• [PROBLEM DETAILS]: For the material below, count the lines containing "xitongban" and reply with the number alone.

• [DATASET EXTRACT]:

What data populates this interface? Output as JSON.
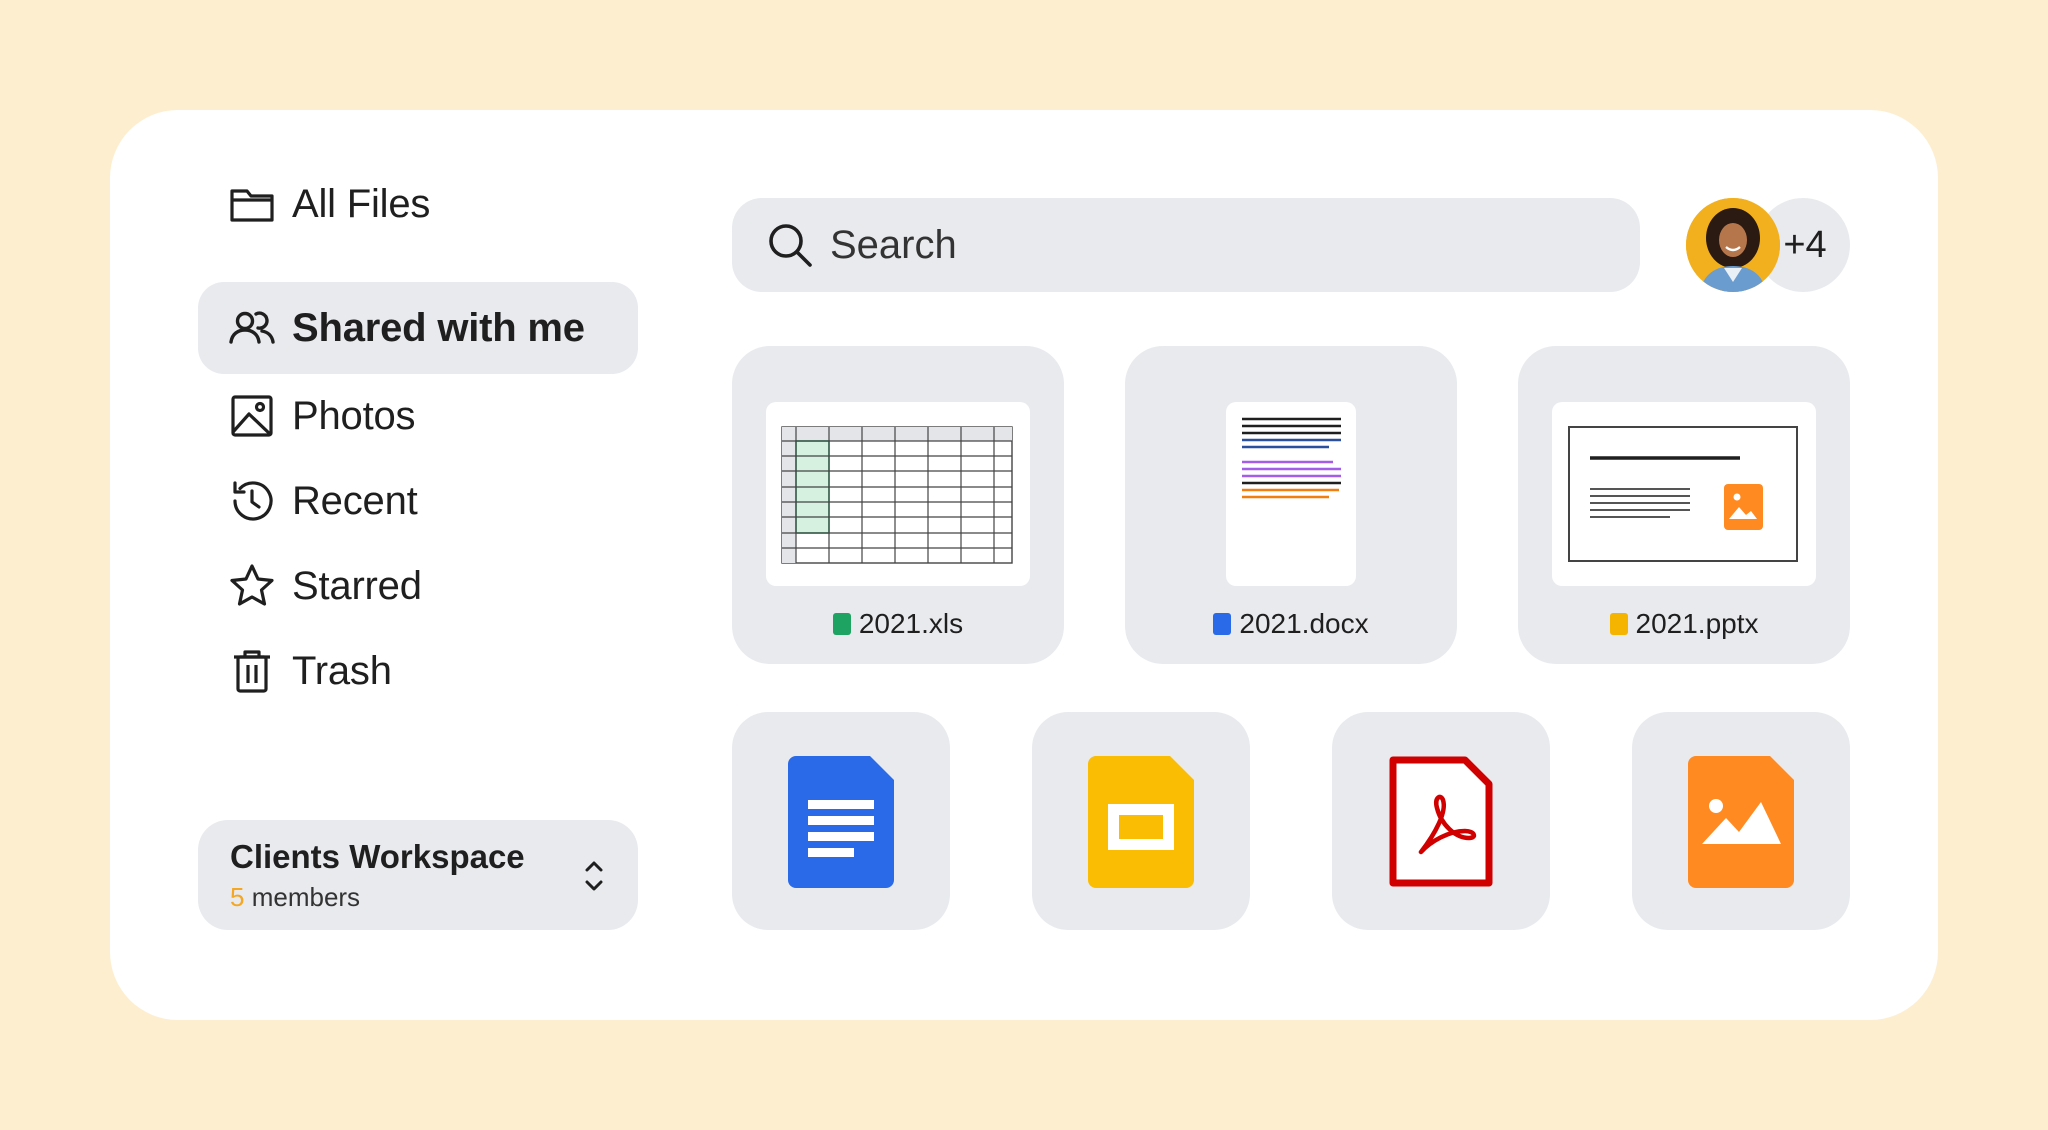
{
  "sidebar": {
    "items": [
      {
        "label": "All Files",
        "icon": "folder-icon",
        "active": false
      },
      {
        "label": "Shared with me",
        "icon": "people-icon",
        "active": true
      },
      {
        "label": "Photos",
        "icon": "image-icon",
        "active": false
      },
      {
        "label": "Recent",
        "icon": "history-icon",
        "active": false
      },
      {
        "label": "Starred",
        "icon": "star-icon",
        "active": false
      },
      {
        "label": "Trash",
        "icon": "trash-icon",
        "active": false
      }
    ],
    "workspace": {
      "name": "Clients Workspace",
      "member_count": "5",
      "member_label": "members"
    }
  },
  "search": {
    "placeholder": "Search"
  },
  "collaborators": {
    "extra_count": "+4"
  },
  "files": [
    {
      "name": "2021.xls",
      "type": "spreadsheet",
      "badge_color": "#1ea362"
    },
    {
      "name": "2021.docx",
      "type": "document",
      "badge_color": "#2a6ae8"
    },
    {
      "name": "2021.pptx",
      "type": "presentation",
      "badge_color": "#f5b400"
    }
  ],
  "file_types": [
    {
      "type": "docs",
      "icon": "google-docs-icon",
      "color": "#2a6ae8"
    },
    {
      "type": "slides",
      "icon": "google-slides-icon",
      "color": "#fbbc04"
    },
    {
      "type": "pdf",
      "icon": "pdf-icon",
      "color": "#d00000"
    },
    {
      "type": "image",
      "icon": "image-file-icon",
      "color": "#ff8a21"
    }
  ],
  "colors": {
    "background": "#fdeecf",
    "panel": "#ffffff",
    "surface": "#e8eaed",
    "accent": "#f5a623"
  }
}
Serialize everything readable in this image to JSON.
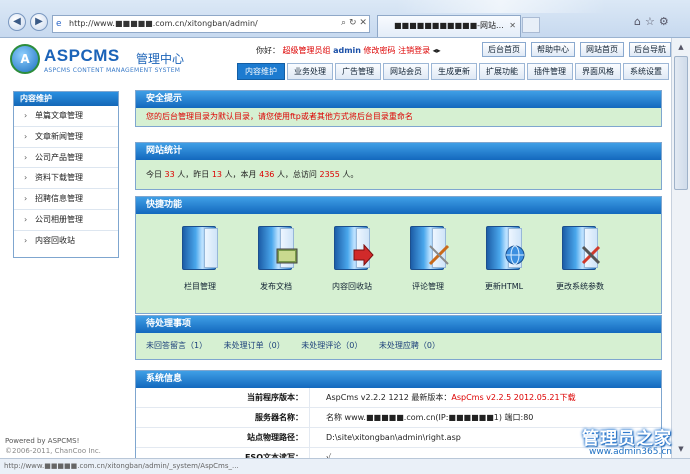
{
  "browser": {
    "address": "http://www.■■■■■.com.cn/xitongban/admin/",
    "tab_title": "■■■■■■■■■■■-网站...",
    "window_title_blurred": "",
    "status_url": "http://www.■■■■■.com.cn/xitongban/admin/_system/AspCms_..."
  },
  "header": {
    "brand": "ASPCMS",
    "brand_cn": "管理中心",
    "brand_sub": "ASPCMS CONTENT MANAGEMENT SYSTEM",
    "greeting": "你好：",
    "role": "超级管理员组",
    "username": "admin",
    "change_password": "修改密码",
    "logout": "注销登录",
    "top_buttons": [
      "后台首页",
      "帮助中心",
      "网站首页",
      "后台导航"
    ],
    "nav_tabs": [
      "内容维护",
      "业务处理",
      "广告管理",
      "网站会员",
      "生成更新",
      "扩展功能",
      "插件管理",
      "界面风格",
      "系统设置"
    ],
    "active_tab": 0
  },
  "sidebar": {
    "title": "内容维护",
    "items": [
      "单篇文章管理",
      "文章新闻管理",
      "公司产品管理",
      "资料下载管理",
      "招聘信息管理",
      "公司相册管理",
      "内容回收站"
    ],
    "powered": "Powered by ASPCMS!",
    "copyright": "©2006-2011, ChanCoo Inc."
  },
  "security": {
    "title": "安全提示",
    "message": "您的后台管理目录为默认目录，请您使用ftp或者其他方式将后台目录重命名"
  },
  "stats": {
    "title": "网站统计",
    "today_label": "今日",
    "today": "33",
    "yesterday_label": "人，昨日",
    "yesterday": "13",
    "month_label": "人，本月",
    "month": "436",
    "total_label": "人，总访问",
    "total": "2355",
    "end": "人。"
  },
  "quick": {
    "title": "快捷功能",
    "items": [
      {
        "label": "栏目管理",
        "icon": "folder-book-icon"
      },
      {
        "label": "发布文档",
        "icon": "publish-doc-icon"
      },
      {
        "label": "内容回收站",
        "icon": "recycle-bin-icon"
      },
      {
        "label": "评论管理",
        "icon": "comment-edit-icon"
      },
      {
        "label": "更新HTML",
        "icon": "update-html-icon"
      },
      {
        "label": "更改系统参数",
        "icon": "system-tools-icon"
      }
    ]
  },
  "todo": {
    "title": "待处理事项",
    "items": [
      "未回答留言（1）",
      "未处理订单（0）",
      "未处理评论（0）",
      "未处理应聘（0）"
    ]
  },
  "system": {
    "title": "系统信息",
    "rows": [
      {
        "key": "当前程序版本：",
        "value": "AspCms v2.2.2 1212 最新版本：",
        "extra": "AspCms v2.2.5 2012.05.21下载"
      },
      {
        "key": "服务器名称：",
        "value": "名称 www.■■■■■.com.cn(IP:■■■■■■1) 端口:80",
        "extra": ""
      },
      {
        "key": "站点物理路径：",
        "value": "D:\\site\\xitongban\\admin\\right.asp",
        "extra": ""
      },
      {
        "key": "FSO文本读写：",
        "value": "√",
        "extra": ""
      }
    ]
  },
  "watermark": {
    "main": "管理员之家",
    "url": "www.admin365.cn"
  }
}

• [RESPONSE]: 3